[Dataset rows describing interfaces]
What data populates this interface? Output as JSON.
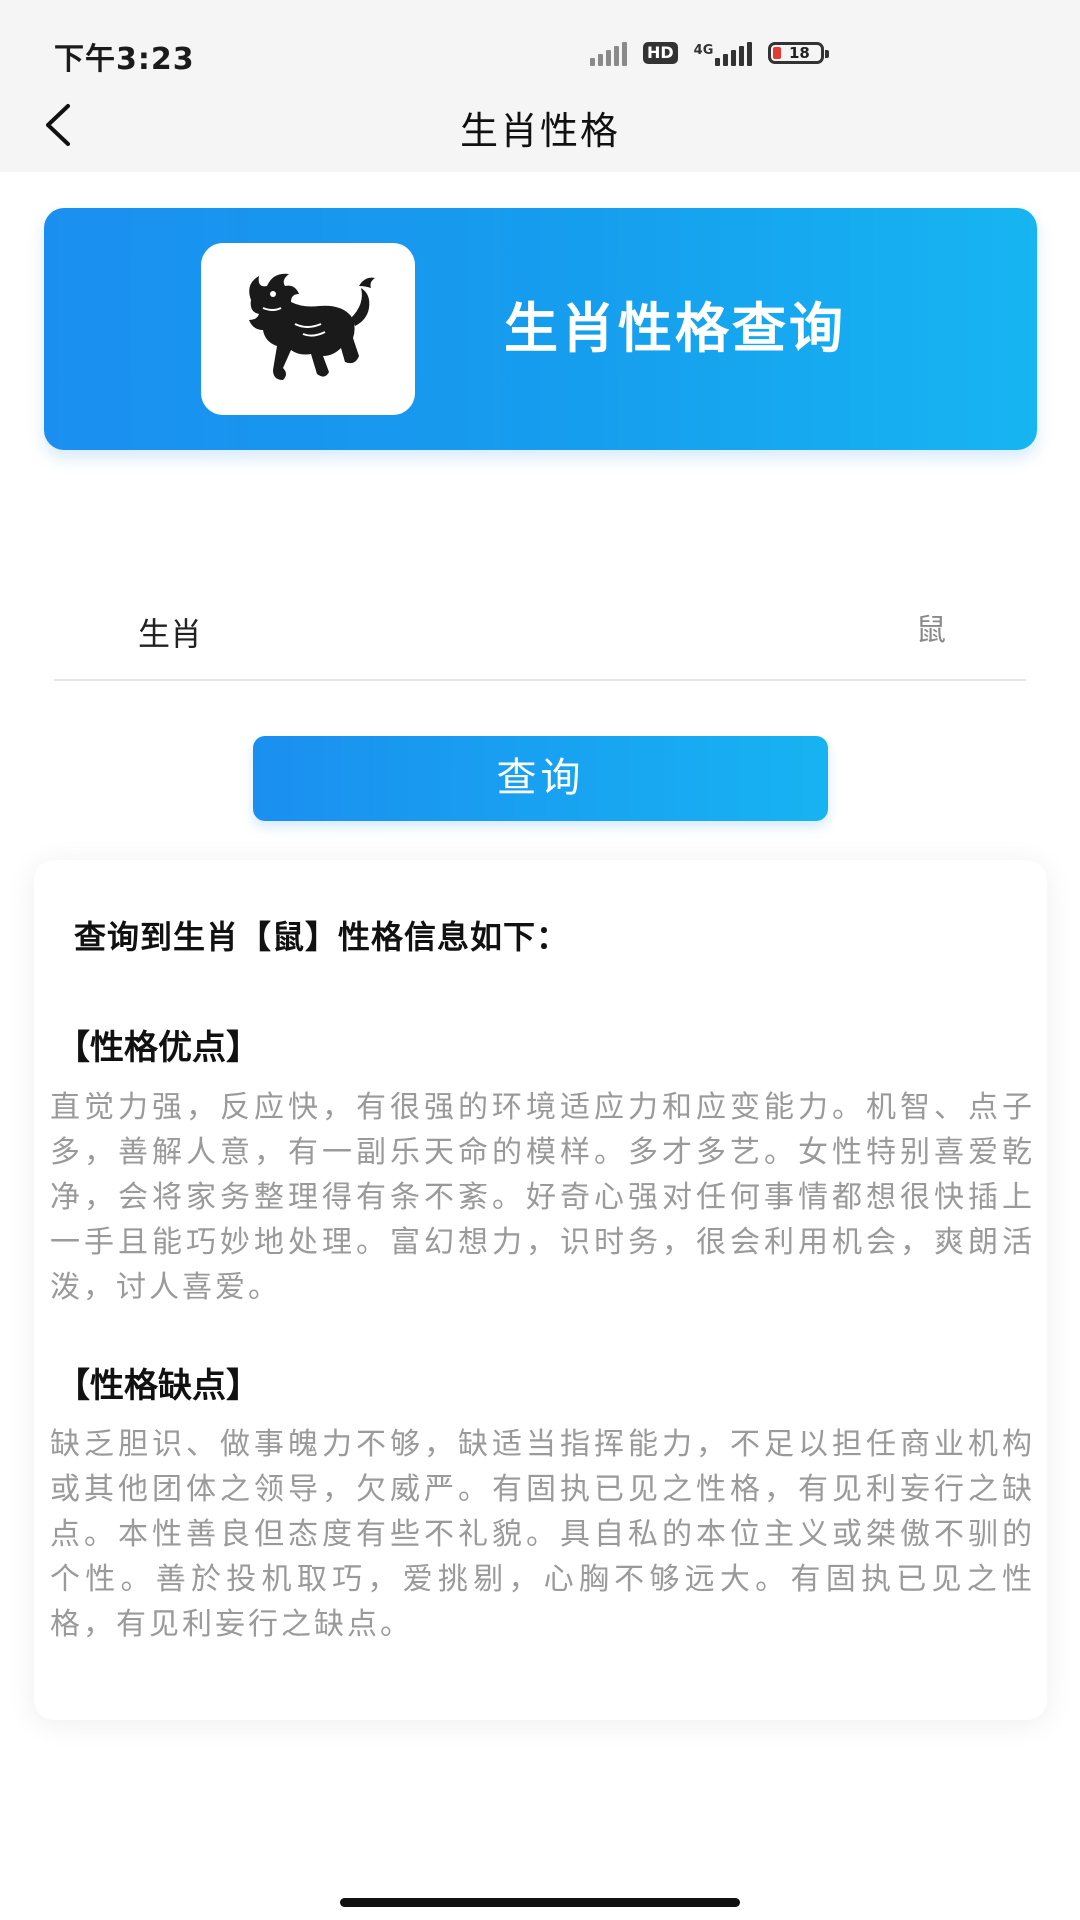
{
  "status_bar": {
    "time": "下午3:23",
    "network": "4G",
    "battery": "18",
    "icons": [
      "signal-icon",
      "hd-icon",
      "network-4g-icon",
      "battery-icon"
    ]
  },
  "nav": {
    "back_icon": "chevron-left-icon",
    "title": "生肖性格"
  },
  "banner": {
    "logo_icon": "qilin-logo-icon",
    "title": "生肖性格查询"
  },
  "form": {
    "label": "生肖",
    "value": "鼠"
  },
  "query_button": {
    "label": "查询"
  },
  "result": {
    "heading": "查询到生肖【鼠】性格信息如下：",
    "strengths_title": "【性格优点】",
    "strengths_text": "直觉力强，反应快，有很强的环境适应力和应变能力。机智、点子多，善解人意，有一副乐天命的模样。多才多艺。女性特别喜爱乾净，会将家务整理得有条不紊。好奇心强对任何事情都想很快插上一手且能巧妙地处理。富幻想力，识时务，很会利用机会，爽朗活泼，讨人喜爱。",
    "weaknesses_title": "【性格缺点】",
    "weaknesses_text": "缺乏胆识、做事魄力不够，缺适当指挥能力，不足以担任商业机构或其他团体之领导，欠威严。有固执已见之性格，有见利妄行之缺点。本性善良但态度有些不礼貌。具自私的本位主义或桀傲不驯的个性。善於投机取巧，爱挑剔，心胸不够远大。有固执已见之性格，有见利妄行之缺点。"
  },
  "colors": {
    "accent_start": "#1a8ff0",
    "accent_end": "#17b5f2",
    "battery_low": "#e53935",
    "body_text": "#9a9a9a"
  }
}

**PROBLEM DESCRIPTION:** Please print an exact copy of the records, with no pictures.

**WRITTEN ANSWER:**
What data populates this interface? Output as JSON.
{
  "status_bar": {
    "time": "下午3:23",
    "network": "4G",
    "battery": "18",
    "icons": [
      "signal-icon",
      "hd-icon",
      "network-4g-icon",
      "battery-icon"
    ]
  },
  "nav": {
    "back_icon": "chevron-left-icon",
    "title": "生肖性格"
  },
  "banner": {
    "logo_icon": "qilin-logo-icon",
    "title": "生肖性格查询"
  },
  "form": {
    "label": "生肖",
    "value": "鼠"
  },
  "query_button": {
    "label": "查询"
  },
  "result": {
    "heading": "查询到生肖【鼠】性格信息如下：",
    "strengths_title": "【性格优点】",
    "strengths_text": "直觉力强，反应快，有很强的环境适应力和应变能力。机智、点子多，善解人意，有一副乐天命的模样。多才多艺。女性特别喜爱乾净，会将家务整理得有条不紊。好奇心强对任何事情都想很快插上一手且能巧妙地处理。富幻想力，识时务，很会利用机会，爽朗活泼，讨人喜爱。",
    "weaknesses_title": "【性格缺点】",
    "weaknesses_text": "缺乏胆识、做事魄力不够，缺适当指挥能力，不足以担任商业机构或其他团体之领导，欠威严。有固执已见之性格，有见利妄行之缺点。本性善良但态度有些不礼貌。具自私的本位主义或桀傲不驯的个性。善於投机取巧，爱挑剔，心胸不够远大。有固执已见之性格，有见利妄行之缺点。"
  },
  "colors": {
    "accent_start": "#1a8ff0",
    "accent_end": "#17b5f2",
    "battery_low": "#e53935",
    "body_text": "#9a9a9a"
  }
}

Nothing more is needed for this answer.